He earned himself an entry-level NHL contract this summer and hopes to get a chance to crack the NHL lineup. He has the potential to eventually be a second line scorer in the NHL, but the biggest concern is his small stature and whether or not he can continue to score at the NHL level.
#4 Tristan Jarry spent the past three seasons with the WHL’s Edmonton Oil Kings. During his draft year, he led the league in goals against average and save percent as a backup. In his first season as starter in 2013-14, he led the league in goals against average, was named an All-Star, and helped his team win both the WHL Championship and the Memorial Cup.
However his numbers were down last year, although he was named an All-Star again. This year he is expected to turn pro and battle for playing time in the AHL with long term potential of being a solid NHL starter. Jarry’s inconsistency over his junior career leaves question marks about where he will fit in as a pro.
Low risk, high reward Although they don’t necessarily have top-of-the-chart potential, these players should play important roles in the Penguins’ future success, and will possibly even ready to step into a NHL roles as early as this year.
#3 Oskar Sundqvist spent the past two seasons playing for Skelleftea in the Swedish Hockey League. He proved himself capable of playing center or wing on a shutdown line against adults in one of the top leagues in the world. This year, he looks to make the NHL lineup, playing the same defensive role as a shutdown forward and penalty killer in Pittsburgh.

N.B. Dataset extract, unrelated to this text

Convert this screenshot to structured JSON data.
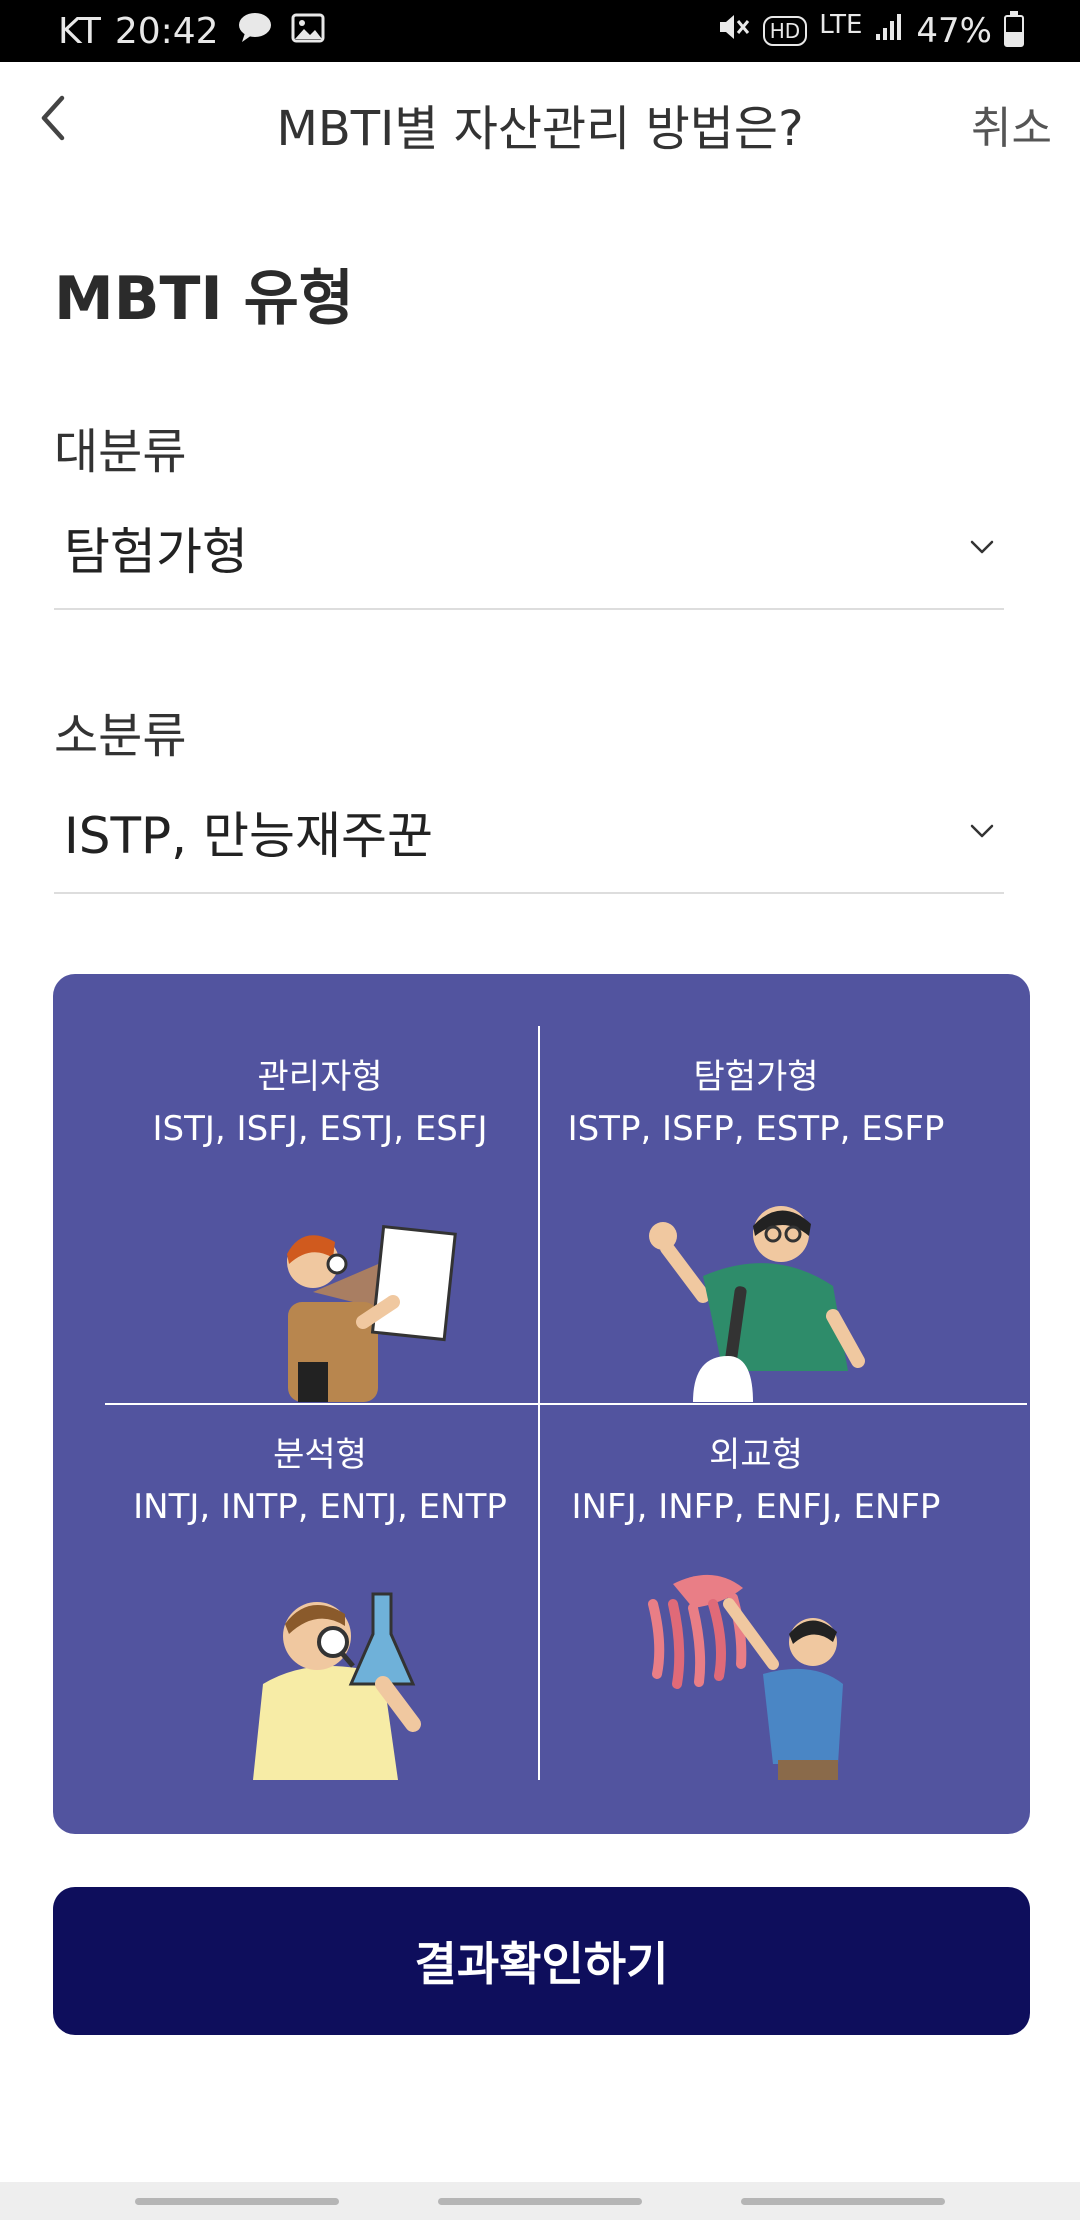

While his size and defensive responsibility mean that he’ll be immediately slotted as a bottom-line player, he does have the offensive talent to move up the roster. 2015-16 will be a big adjustment year for him. He’s been hampered this offseason with a thigh injury.
#2 Matt Murray took the AHL by storm last season. He set records for the longest shutout streak in league history and the most shutouts by a rookie in a single season, finishing the year with a league leading goals against average and save percentage, while winning awards for rookie of the year and goaltender of the year.
He hopes to continue to build upon that success this season and in the future could become an NHL goaltender. With his path currently blocked by Marc-Andre Fleury in Pittsburgh, Murray will return to Wilkes-Barre and hope to repeat his stellar performance of 2014-15.
Blue chip prospects The Penguins currently only have one prospect remaining that has elite level potential, and while he’s far from a sure thing, he clearly possesses the most talent in the system.
#1 Daniel Sprong is from the Netherlands and spent the past two seasons playing in the QMJHL. He possesses elite level offensive talent and skating which caused many scouts to expect him to be drafted in the first round of the 2015 draft. However, the Penguins managed to pick him up when he fell all the way to #46 overall in the second round.
He has some work to do still developmentally and it could be a few years before he is NHL ready, but he stands a good chance of contributing to the Penguins top scoring lines in the future. One of the reasons for his decline in the draft was questions about his ability to be a two-way player and contribute defensively. He’ll return to Charlottetown in the QMJHL this season, and will likely need a season in the AHL as well before he’s ready for the NHL.
Photo credit: Pittsburgh Penguins